*Source information*:

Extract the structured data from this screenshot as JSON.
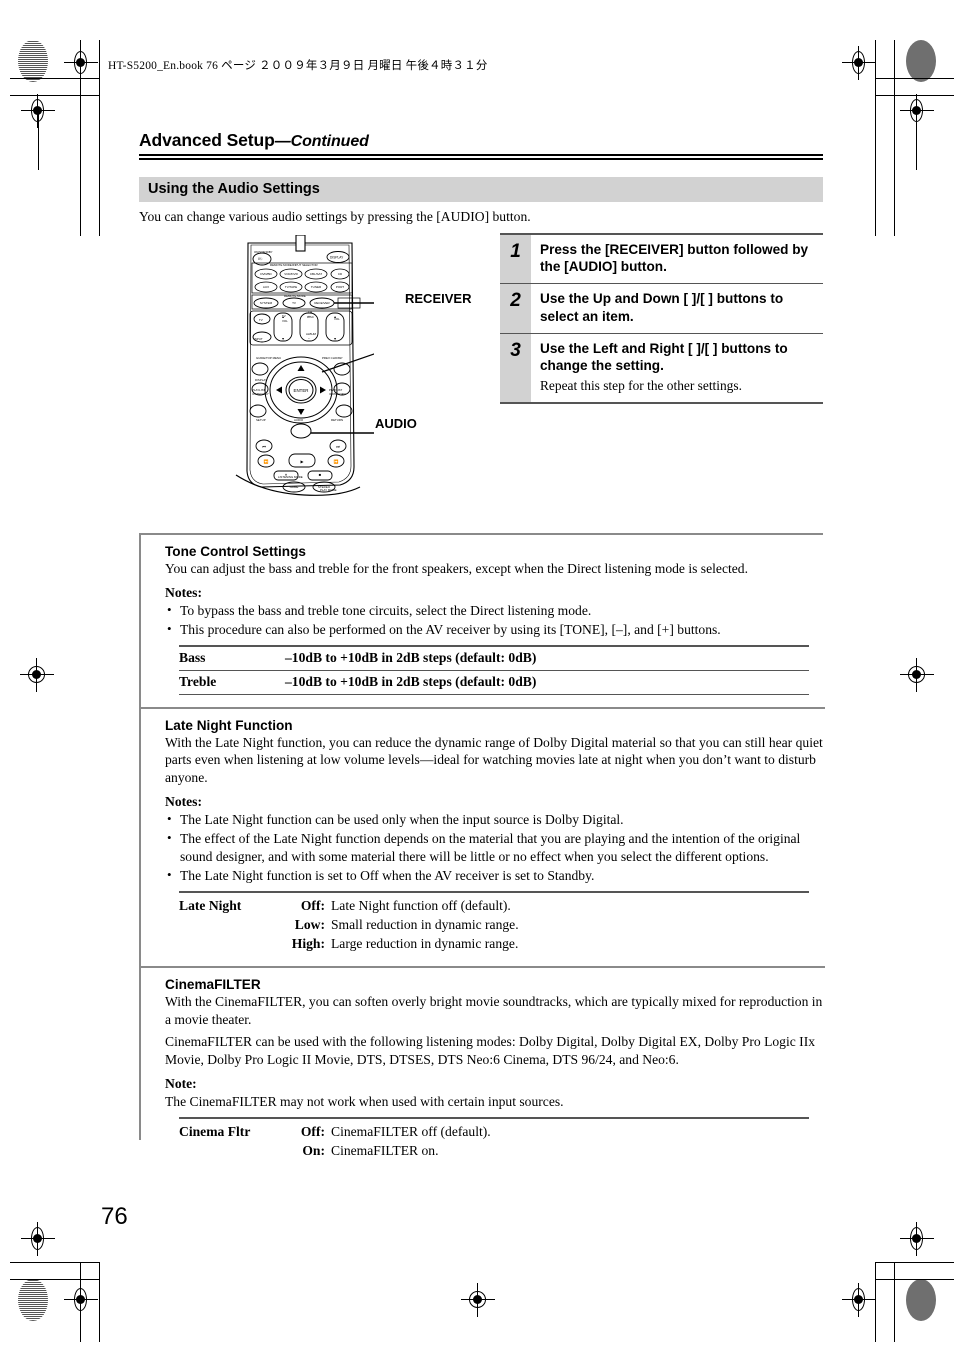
{
  "print_marks": {
    "file_line": "HT-S5200_En.book   76 ページ   ２００９年３月９日   月曜日   午後４時３１分"
  },
  "header": {
    "title": "Advanced Setup",
    "title_continued": "—Continued"
  },
  "section": {
    "banner": "Using the Audio Settings",
    "intro": "You can change various audio settings by pressing the [AUDIO] button."
  },
  "remote": {
    "callout_receiver": "RECEIVER",
    "callout_audio": "AUDIO"
  },
  "steps": [
    {
      "number": "1",
      "heading": "Press the [RECEIVER] button followed by the [AUDIO] button.",
      "sub": ""
    },
    {
      "number": "2",
      "heading": "Use the Up and Down [    ]/[    ] buttons to select an item.",
      "sub": ""
    },
    {
      "number": "3",
      "heading": "Use the Left and Right [    ]/[    ] buttons to change the setting.",
      "sub": "Repeat this step for the other settings."
    }
  ],
  "tone_control": {
    "heading": "Tone Control Settings",
    "body": "You can adjust the bass and treble for the front speakers, except when the Direct listening mode is selected.",
    "notes_label": "Notes:",
    "notes": [
      "To bypass the bass and treble tone circuits, select the Direct listening mode.",
      "This procedure can also be performed on the AV receiver by using its [TONE], [–], and [+] buttons."
    ],
    "rows": [
      {
        "name": "Bass",
        "value": "–10dB to +10dB in 2dB steps (default: 0dB)"
      },
      {
        "name": "Treble",
        "value": "–10dB to +10dB in 2dB steps (default: 0dB)"
      }
    ]
  },
  "late_night": {
    "heading": "Late Night Function",
    "body": "With the Late Night function, you can reduce the dynamic range of Dolby Digital material so that you can still hear quiet parts even when listening at low volume levels—ideal for watching movies late at night when you don’t want to disturb anyone.",
    "notes_label": "Notes:",
    "notes": [
      "The Late Night function can be used only when the input source is Dolby Digital.",
      "The effect of the Late Night function depends on the material that you are playing and the intention of the original sound designer, and with some material there will be little or no effect when you select the different options.",
      "The Late Night function is set to Off when the AV receiver is set to Standby."
    ],
    "table_name": "Late Night",
    "options": [
      {
        "key": "Off:",
        "desc": "Late Night function off (default)."
      },
      {
        "key": "Low:",
        "desc": "Small reduction in dynamic range."
      },
      {
        "key": "High:",
        "desc": "Large reduction in dynamic range."
      }
    ]
  },
  "cinema_filter": {
    "heading": "CinemaFILTER",
    "body1": "With the CinemaFILTER, you can soften overly bright movie soundtracks, which are typically mixed for reproduction in a movie theater.",
    "body2": "CinemaFILTER can be used with the following listening modes: Dolby Digital, Dolby Digital EX, Dolby Pro Logic IIx Movie, Dolby Pro Logic II Movie, DTS, DTSES, DTS Neo:6 Cinema, DTS 96/24, and Neo:6.",
    "note_label": "Note:",
    "note": "The CinemaFILTER may not work when used with certain input sources.",
    "table_name": "Cinema Fltr",
    "options": [
      {
        "key": "Off:",
        "desc": "CinemaFILTER off (default)."
      },
      {
        "key": "On:",
        "desc": "CinemaFILTER on."
      }
    ]
  },
  "footer": {
    "page_number": "76"
  }
}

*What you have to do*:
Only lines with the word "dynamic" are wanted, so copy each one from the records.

*Reply*:
    "body": "With the Late Night function, you can reduce the dynamic range of Dolby Digital material so that you can still hear quiet parts even when listening at low volume levels—ideal for watching movies late at night when you don’t want to disturb anyone.",
        "desc": "Small reduction in dynamic range."
        "desc": "Large reduction in dynamic range."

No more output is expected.